But if we can just get over our pride, emptying ourselves in the same way Christ did both in how he lived and died, the “free to all” nature of grace begins to look beautiful rather than horrific (as it did to Shin-ae). Grace becomes life-transforming precisely because it takes us outside of ourselves, freeing us from our sinful chains and narcissistic self reliance, instead focusing our attention on Christ–and what HE did that Good Friday not just for me, or you, or the “good people,” but for the world.

It’s a Good Day

I always wondered why it was called “Good Friday.” I mean, Jesus was brutally tortured and hung on a cross. There were dark skies and earthquakes and torn veils. Seems more like “Bad Friday,” doesn’t it? Really, has humanity ever had a worse day? The one time the God of the universe was actually walking around in human form on earth, and what do we do? We kill him. That’s pretty bad.

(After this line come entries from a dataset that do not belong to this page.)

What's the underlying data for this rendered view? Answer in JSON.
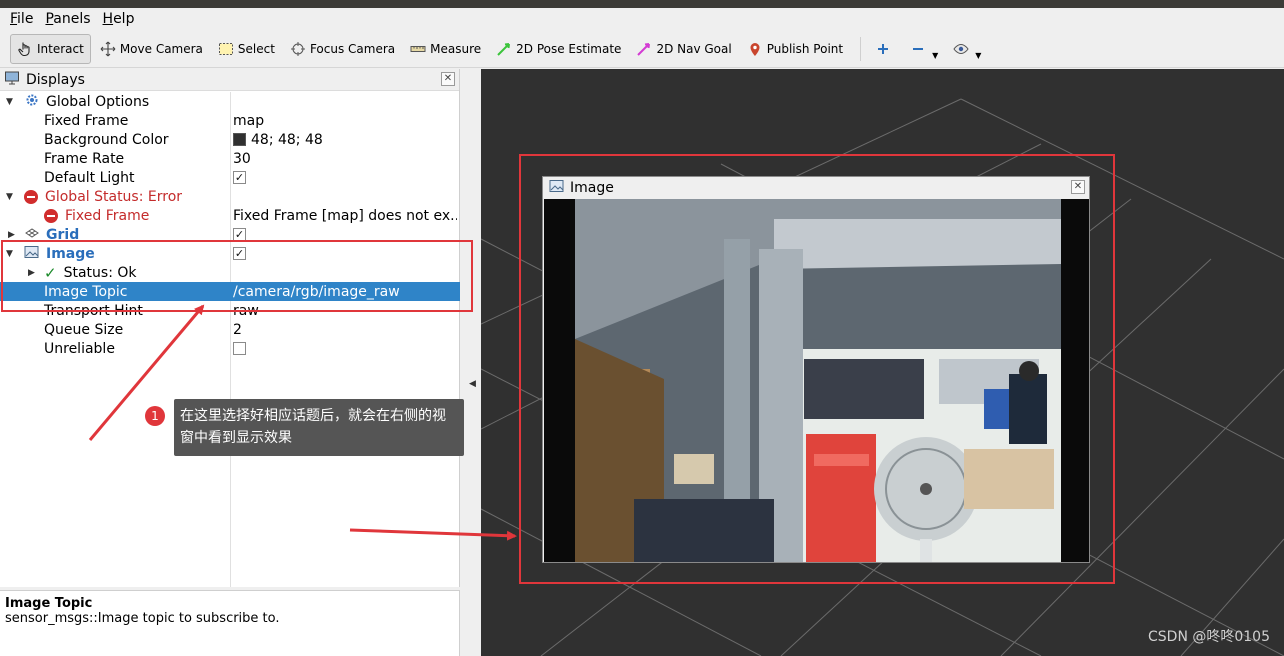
{
  "menu": [
    "File",
    "Panels",
    "Help"
  ],
  "toolbar": {
    "interact": "Interact",
    "move_camera": "Move Camera",
    "select": "Select",
    "focus_camera": "Focus Camera",
    "measure": "Measure",
    "pose_estimate": "2D Pose Estimate",
    "nav_goal": "2D Nav Goal",
    "publish_point": "Publish Point",
    "pose_color": "#3bc43b",
    "nav_color": "#d33bd3"
  },
  "displays": {
    "title": "Displays",
    "close": "✕",
    "rows": {
      "global_options": "Global Options",
      "fixed_frame_label": "Fixed Frame",
      "fixed_frame_value": "map",
      "bg_color_label": "Background Color",
      "bg_color_value": "48; 48; 48",
      "frame_rate_label": "Frame Rate",
      "frame_rate_value": "30",
      "default_light_label": "Default Light",
      "global_status": "Global Status: Error",
      "fixed_frame_error_label": "Fixed Frame",
      "fixed_frame_error_value": "Fixed Frame [map] does not ex...",
      "grid_label": "Grid",
      "image_label": "Image",
      "status_ok_label": "Status: Ok",
      "image_topic_label": "Image Topic",
      "image_topic_value": "/camera/rgb/image_raw",
      "transport_hint_label": "Transport Hint",
      "transport_hint_value": "raw",
      "queue_size_label": "Queue Size",
      "queue_size_value": "2",
      "unreliable_label": "Unreliable"
    },
    "checks": {
      "default_light": true,
      "grid": true,
      "image": true,
      "unreliable": false
    }
  },
  "help": {
    "title": "Image Topic",
    "text": "sensor_msgs::Image topic to subscribe to."
  },
  "image_window": {
    "title": "Image",
    "close": "✕"
  },
  "annotation": {
    "badge": "1",
    "text": "在这里选择好相应话题后，就会在右侧的视窗中看到显示效果"
  },
  "watermark": "CSDN @咚咚0105",
  "colors": {
    "highlight": "#e0363b",
    "selection": "#2f84c8",
    "background_3d": "#303030"
  }
}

Yet we call it Good Friday. And sure enough, it is a good day. In spite of the horrors of the crucifixion, in spite of the horrors of our own sin and depravity, it is a good day. Why? Because of the last words Jesus uttered before he gave up his spirit: It is finished.

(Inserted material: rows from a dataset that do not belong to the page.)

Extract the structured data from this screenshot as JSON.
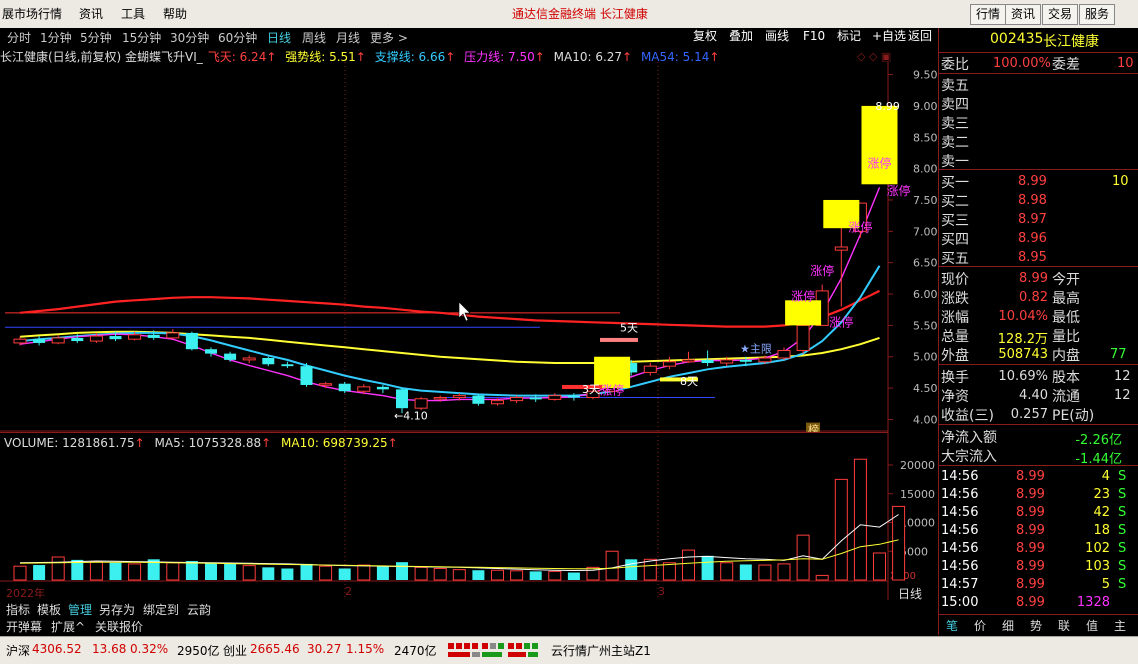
{
  "menu": {
    "items": [
      "展市场行情",
      "资讯",
      "工具",
      "帮助"
    ],
    "center_title": "通达信金融终端    长江健康",
    "right_buttons": [
      "行情",
      "资讯",
      "交易",
      "服务"
    ]
  },
  "periods": {
    "items": [
      "分时",
      "1分钟",
      "5分钟",
      "15分钟",
      "30分钟",
      "60分钟",
      "日线",
      "周线",
      "月线",
      "更多 >"
    ],
    "active": "日线"
  },
  "tools": [
    "复权",
    "叠加",
    "画线",
    "F10",
    "标记",
    "+自选",
    "返回"
  ],
  "indicator": {
    "name": "长江健康(日线,前复权) 金蝴蝶飞升VI_",
    "feitian": "飞天: 6.24",
    "qiangshi": "强势线: 5.51",
    "zhicheng": "支撑线: 6.66",
    "yali": "压力线: 7.50",
    "ma10": "MA10: 6.27",
    "ma54": "MA54: 5.14"
  },
  "chart_data": [
    {
      "type": "candlestick",
      "title": "长江健康(日线,前复权) 金蝴蝶飞升VI_",
      "ylim": [
        3.8,
        9.7
      ],
      "yticks": [
        "9.50",
        "9.00",
        "8.50",
        "8.00",
        "7.50",
        "7.00",
        "6.50",
        "6.00",
        "5.50",
        "5.00",
        "4.50",
        "4.00"
      ],
      "ytick_values": [
        9.5,
        9.0,
        8.5,
        8.0,
        7.5,
        7.0,
        6.5,
        6.0,
        5.5,
        5.0,
        4.5,
        4.0
      ],
      "candles": [
        {
          "o": 5.22,
          "c": 5.28,
          "h": 5.32,
          "l": 5.18
        },
        {
          "o": 5.28,
          "c": 5.22,
          "h": 5.33,
          "l": 5.18
        },
        {
          "o": 5.22,
          "c": 5.3,
          "h": 5.35,
          "l": 5.2
        },
        {
          "o": 5.3,
          "c": 5.25,
          "h": 5.36,
          "l": 5.22
        },
        {
          "o": 5.25,
          "c": 5.33,
          "h": 5.38,
          "l": 5.22
        },
        {
          "o": 5.33,
          "c": 5.28,
          "h": 5.4,
          "l": 5.25
        },
        {
          "o": 5.28,
          "c": 5.35,
          "h": 5.4,
          "l": 5.26
        },
        {
          "o": 5.35,
          "c": 5.3,
          "h": 5.42,
          "l": 5.27
        },
        {
          "o": 5.3,
          "c": 5.38,
          "h": 5.44,
          "l": 5.28
        },
        {
          "o": 5.38,
          "c": 5.12,
          "h": 5.4,
          "l": 5.1
        },
        {
          "o": 5.12,
          "c": 5.05,
          "h": 5.15,
          "l": 5.0
        },
        {
          "o": 5.05,
          "c": 4.95,
          "h": 5.08,
          "l": 4.92
        },
        {
          "o": 4.95,
          "c": 4.98,
          "h": 5.02,
          "l": 4.9
        },
        {
          "o": 4.98,
          "c": 4.88,
          "h": 5.0,
          "l": 4.85
        },
        {
          "o": 4.88,
          "c": 4.85,
          "h": 4.92,
          "l": 4.82
        },
        {
          "o": 4.85,
          "c": 4.55,
          "h": 4.9,
          "l": 4.52
        },
        {
          "o": 4.55,
          "c": 4.57,
          "h": 4.6,
          "l": 4.5
        },
        {
          "o": 4.57,
          "c": 4.45,
          "h": 4.6,
          "l": 4.42
        },
        {
          "o": 4.45,
          "c": 4.52,
          "h": 4.56,
          "l": 4.4
        },
        {
          "o": 4.52,
          "c": 4.48,
          "h": 4.55,
          "l": 4.42
        },
        {
          "o": 4.48,
          "c": 4.18,
          "h": 4.5,
          "l": 4.1
        },
        {
          "o": 4.18,
          "c": 4.33,
          "h": 4.36,
          "l": 4.15
        },
        {
          "o": 4.33,
          "c": 4.35,
          "h": 4.38,
          "l": 4.28
        },
        {
          "o": 4.35,
          "c": 4.38,
          "h": 4.42,
          "l": 4.3
        },
        {
          "o": 4.38,
          "c": 4.25,
          "h": 4.4,
          "l": 4.22
        },
        {
          "o": 4.25,
          "c": 4.3,
          "h": 4.34,
          "l": 4.22
        },
        {
          "o": 4.3,
          "c": 4.35,
          "h": 4.38,
          "l": 4.26
        },
        {
          "o": 4.35,
          "c": 4.32,
          "h": 4.4,
          "l": 4.28
        },
        {
          "o": 4.32,
          "c": 4.38,
          "h": 4.42,
          "l": 4.3
        },
        {
          "o": 4.38,
          "c": 4.35,
          "h": 4.42,
          "l": 4.3
        },
        {
          "o": 4.35,
          "c": 4.45,
          "h": 4.5,
          "l": 4.32
        },
        {
          "o": 4.45,
          "c": 4.9,
          "h": 4.9,
          "l": 4.43
        },
        {
          "o": 4.9,
          "c": 4.75,
          "h": 4.95,
          "l": 4.7
        },
        {
          "o": 4.75,
          "c": 4.85,
          "h": 4.9,
          "l": 4.7
        },
        {
          "o": 4.85,
          "c": 4.92,
          "h": 5.0,
          "l": 4.8
        },
        {
          "o": 4.92,
          "c": 4.95,
          "h": 5.08,
          "l": 4.9
        },
        {
          "o": 4.95,
          "c": 4.9,
          "h": 5.1,
          "l": 4.85
        },
        {
          "o": 4.9,
          "c": 4.95,
          "h": 5.0,
          "l": 4.85
        },
        {
          "o": 4.95,
          "c": 4.92,
          "h": 5.0,
          "l": 4.85
        },
        {
          "o": 4.92,
          "c": 4.98,
          "h": 5.02,
          "l": 4.88
        },
        {
          "o": 4.98,
          "c": 5.1,
          "h": 5.15,
          "l": 4.95
        },
        {
          "o": 5.1,
          "c": 5.5,
          "h": 5.5,
          "l": 5.05
        },
        {
          "o": 5.5,
          "c": 6.05,
          "h": 6.15,
          "l": 5.55
        },
        {
          "o": 6.7,
          "c": 6.75,
          "h": 7.35,
          "l": 5.8
        },
        {
          "o": 7.0,
          "c": 7.45,
          "h": 7.45,
          "l": 6.9
        },
        {
          "o": 8.0,
          "c": 8.99,
          "h": 8.99,
          "l": 7.8
        }
      ],
      "lines": {
        "red": [
          5.7,
          5.73,
          5.76,
          5.8,
          5.84,
          5.88,
          5.9,
          5.92,
          5.94,
          5.95,
          5.95,
          5.94,
          5.93,
          5.91,
          5.89,
          5.87,
          5.85,
          5.83,
          5.8,
          5.78,
          5.75,
          5.72,
          5.7,
          5.67,
          5.64,
          5.62,
          5.6,
          5.58,
          5.57,
          5.56,
          5.55,
          5.54,
          5.53,
          5.52,
          5.51,
          5.5,
          5.49,
          5.48,
          5.48,
          5.48,
          5.5,
          5.55,
          5.63,
          5.75,
          5.9,
          6.05
        ],
        "yellow": [
          5.32,
          5.34,
          5.36,
          5.38,
          5.39,
          5.4,
          5.4,
          5.39,
          5.38,
          5.36,
          5.34,
          5.32,
          5.3,
          5.27,
          5.24,
          5.21,
          5.18,
          5.15,
          5.12,
          5.09,
          5.06,
          5.03,
          5.0,
          4.98,
          4.96,
          4.94,
          4.92,
          4.91,
          4.9,
          4.9,
          4.9,
          4.91,
          4.92,
          4.93,
          4.94,
          4.95,
          4.96,
          4.97,
          4.98,
          4.99,
          5.0,
          5.02,
          5.06,
          5.12,
          5.2,
          5.3
        ],
        "cyan": [
          5.25,
          5.28,
          5.3,
          5.33,
          5.35,
          5.37,
          5.38,
          5.38,
          5.37,
          5.33,
          5.26,
          5.18,
          5.1,
          5.02,
          4.95,
          4.86,
          4.78,
          4.7,
          4.63,
          4.57,
          4.5,
          4.46,
          4.44,
          4.42,
          4.4,
          4.39,
          4.38,
          4.38,
          4.38,
          4.38,
          4.4,
          4.45,
          4.52,
          4.6,
          4.68,
          4.74,
          4.8,
          4.84,
          4.87,
          4.9,
          4.95,
          5.05,
          5.25,
          5.55,
          5.95,
          6.45
        ],
        "magenta": [
          5.2,
          5.24,
          5.28,
          5.32,
          5.34,
          5.36,
          5.35,
          5.32,
          5.28,
          5.18,
          5.06,
          4.95,
          4.86,
          4.78,
          4.7,
          4.6,
          4.52,
          4.46,
          4.42,
          4.38,
          4.32,
          4.3,
          4.3,
          4.32,
          4.32,
          4.32,
          4.34,
          4.34,
          4.35,
          4.36,
          4.42,
          4.55,
          4.68,
          4.78,
          4.86,
          4.92,
          4.94,
          4.94,
          4.95,
          4.98,
          5.08,
          5.3,
          5.7,
          6.25,
          6.95,
          7.7
        ]
      },
      "annotations": {
        "high_label": "8.99",
        "low_label": "←4.10",
        "zhangting": "涨停",
        "days_5": "5天",
        "days_3": "3天",
        "days_8": "8天",
        "zhuli": "★主限",
        "bang": "榜"
      }
    },
    {
      "type": "bar",
      "title": "VOLUME: 1281861.75",
      "ma5_label": "MA5: 1075328.88",
      "ma10_label": "MA10: 698739.25",
      "ylim": [
        0,
        24000
      ],
      "yticks": [
        "20000",
        "15000",
        "10000",
        "5000"
      ],
      "ytick_values": [
        20000,
        15000,
        10000,
        5000
      ],
      "unit_label": "X100",
      "values": [
        2400,
        2600,
        4000,
        3500,
        3200,
        3000,
        2800,
        3600,
        3000,
        3300,
        3000,
        2800,
        2500,
        2200,
        2000,
        2800,
        2400,
        2000,
        2600,
        2400,
        3100,
        2200,
        2000,
        1800,
        1700,
        1700,
        1600,
        1500,
        1500,
        1300,
        2200,
        5000,
        3600,
        3600,
        3000,
        5200,
        4200,
        3000,
        2700,
        2600,
        2800,
        7800,
        800,
        17500,
        21000,
        4700,
        12800
      ],
      "rising": [
        true,
        false,
        true,
        false,
        true,
        false,
        true,
        false,
        true,
        false,
        false,
        false,
        true,
        false,
        false,
        false,
        true,
        false,
        true,
        false,
        false,
        true,
        true,
        true,
        false,
        true,
        true,
        false,
        true,
        false,
        true,
        true,
        false,
        true,
        true,
        true,
        false,
        true,
        false,
        true,
        true,
        true,
        true,
        true,
        true,
        true,
        true
      ],
      "ma5": [
        3000,
        3050,
        3100,
        3200,
        3300,
        3250,
        3200,
        3150,
        3100,
        3050,
        3000,
        2950,
        2900,
        2850,
        2800,
        2700,
        2600,
        2500,
        2450,
        2400,
        2350,
        2300,
        2250,
        2200,
        2100,
        2000,
        1900,
        1800,
        1700,
        1650,
        1700,
        2100,
        2800,
        3300,
        3700,
        4000,
        4100,
        3900,
        3700,
        3600,
        3400,
        4200,
        3600,
        6800,
        9600,
        9200,
        11400
      ],
      "ma10": [
        2900,
        2950,
        3000,
        3050,
        3100,
        3100,
        3100,
        3050,
        3000,
        2950,
        2900,
        2850,
        2800,
        2750,
        2700,
        2650,
        2600,
        2550,
        2500,
        2450,
        2400,
        2350,
        2300,
        2250,
        2200,
        2150,
        2100,
        2050,
        2000,
        1950,
        1950,
        2050,
        2300,
        2500,
        2700,
        2900,
        3100,
        3250,
        3350,
        3400,
        3500,
        3700,
        3600,
        4600,
        5800,
        6200,
        7000
      ]
    }
  ],
  "xaxis": {
    "labels": [
      "2022年",
      "2",
      "3"
    ]
  },
  "right_axis_bottom": "日线",
  "right_axis_controls": [
    "+",
    "-",
    "0"
  ],
  "bottom_tabs": {
    "row1": [
      "指标",
      "模板",
      "管理",
      "另存为",
      "绑定到",
      "云韵"
    ],
    "active": "管理",
    "row2": [
      "开弹幕",
      "扩展^",
      "关联报价"
    ]
  },
  "quote": {
    "code": "002435",
    "name": "长江健康",
    "weibi_label": "委比",
    "weibi": "100.00%",
    "weicha_label": "委差",
    "weicha": "10",
    "sells": [
      {
        "label": "卖五",
        "price": "",
        "vol": ""
      },
      {
        "label": "卖四",
        "price": "",
        "vol": ""
      },
      {
        "label": "卖三",
        "price": "",
        "vol": ""
      },
      {
        "label": "卖二",
        "price": "",
        "vol": ""
      },
      {
        "label": "卖一",
        "price": "",
        "vol": ""
      }
    ],
    "buys": [
      {
        "label": "买一",
        "price": "8.99",
        "vol": "10"
      },
      {
        "label": "买二",
        "price": "8.98",
        "vol": ""
      },
      {
        "label": "买三",
        "price": "8.97",
        "vol": ""
      },
      {
        "label": "买四",
        "price": "8.96",
        "vol": ""
      },
      {
        "label": "买五",
        "price": "8.95",
        "vol": ""
      }
    ],
    "stats": [
      {
        "l1": "现价",
        "v1": "8.99",
        "l2": "今开",
        "v2": ""
      },
      {
        "l1": "涨跌",
        "v1": "0.82",
        "l2": "最高",
        "v2": ""
      },
      {
        "l1": "涨幅",
        "v1": "10.04%",
        "l2": "最低",
        "v2": ""
      },
      {
        "l1": "总量",
        "v1": "128.2万",
        "l2": "量比",
        "v2": ""
      },
      {
        "l1": "外盘",
        "v1": "508743",
        "l2": "内盘",
        "v2": "77"
      }
    ],
    "stats2": [
      {
        "l1": "换手",
        "v1": "10.69%",
        "l2": "股本",
        "v2": "12"
      },
      {
        "l1": "净资",
        "v1": "4.40",
        "l2": "流通",
        "v2": "12"
      },
      {
        "l1": "收益(三)",
        "v1": "0.257",
        "l2": "PE(动)",
        "v2": ""
      }
    ],
    "flow": [
      {
        "label": "净流入额",
        "value": "-2.26亿"
      },
      {
        "label": "大宗流入",
        "value": "-1.44亿"
      }
    ],
    "trades": [
      {
        "time": "14:56",
        "price": "8.99",
        "vol": "4",
        "flag": "S"
      },
      {
        "time": "14:56",
        "price": "8.99",
        "vol": "23",
        "flag": "S"
      },
      {
        "time": "14:56",
        "price": "8.99",
        "vol": "42",
        "flag": "S"
      },
      {
        "time": "14:56",
        "price": "8.99",
        "vol": "18",
        "flag": "S"
      },
      {
        "time": "14:56",
        "price": "8.99",
        "vol": "102",
        "flag": "S"
      },
      {
        "time": "14:56",
        "price": "8.99",
        "vol": "103",
        "flag": "S"
      },
      {
        "time": "14:57",
        "price": "8.99",
        "vol": "5",
        "flag": "S"
      },
      {
        "time": "15:00",
        "price": "8.99",
        "vol": "1328",
        "flag": ""
      }
    ],
    "panel_tabs": [
      "笔",
      "价",
      "细",
      "势",
      "联",
      "值",
      "主"
    ]
  },
  "status": {
    "sh_label": "沪深",
    "sh_index": "4306.52",
    "sh_change": "13.68",
    "sh_pct": "0.32%",
    "sh_amount": "2950亿",
    "cy_label": "创业",
    "cy_index": "2665.46",
    "cy_change": "30.27",
    "cy_pct": "1.15%",
    "cy_amount": "2470亿",
    "server": "云行情广州主站Z1"
  },
  "colors": {
    "up": "#ff3c3c",
    "down": "#3cf0f0",
    "yellow": "#ffff33",
    "magenta": "#ff33ff",
    "cyan": "#33ccff",
    "axis": "#8a1b1b",
    "text_red": "#ff4040",
    "text_green": "#33ff33"
  }
}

These are words to remember.

In the darkest hours of the night, when nightmares and migraines and monsters keep us from sleep. When car crashes and hospital bills and blood tests make us fret. When sirens and helicopters and cancer loom in the background.

It is finished.

On the days when you don’t want to wake up because you know there is way more to do than can be done, when you feel like you’ll never make a dent in the checklist. When all that you wish you were is exactly what you cannot be. When you say the wrong things and love the wrong people. When you long for the good ole days. When scotch is the only way you can make it through. When you look at the world and it hurts your gut.

It is finished.

When it all comes crashing down: bones, taxes, therapy, pottery, dishonesty, Sunday School, workman’s comp, babysitters, yoga, coffee, car insurance, insecurity, vitamins, piano lessons, treadmill, facebook, failure, success, love, loss… remember that all the trouble we’ve seen has been seen before, every hardship endured on some other rocky road. Christ took it upon himself and assumed the burden. Friends: it is finished.

“In this world you will have trouble,” said Jesus on the night before he died. “But take heart!” he continued. “I have overcome the world.”

Overcome the world? You better believe this is a good day.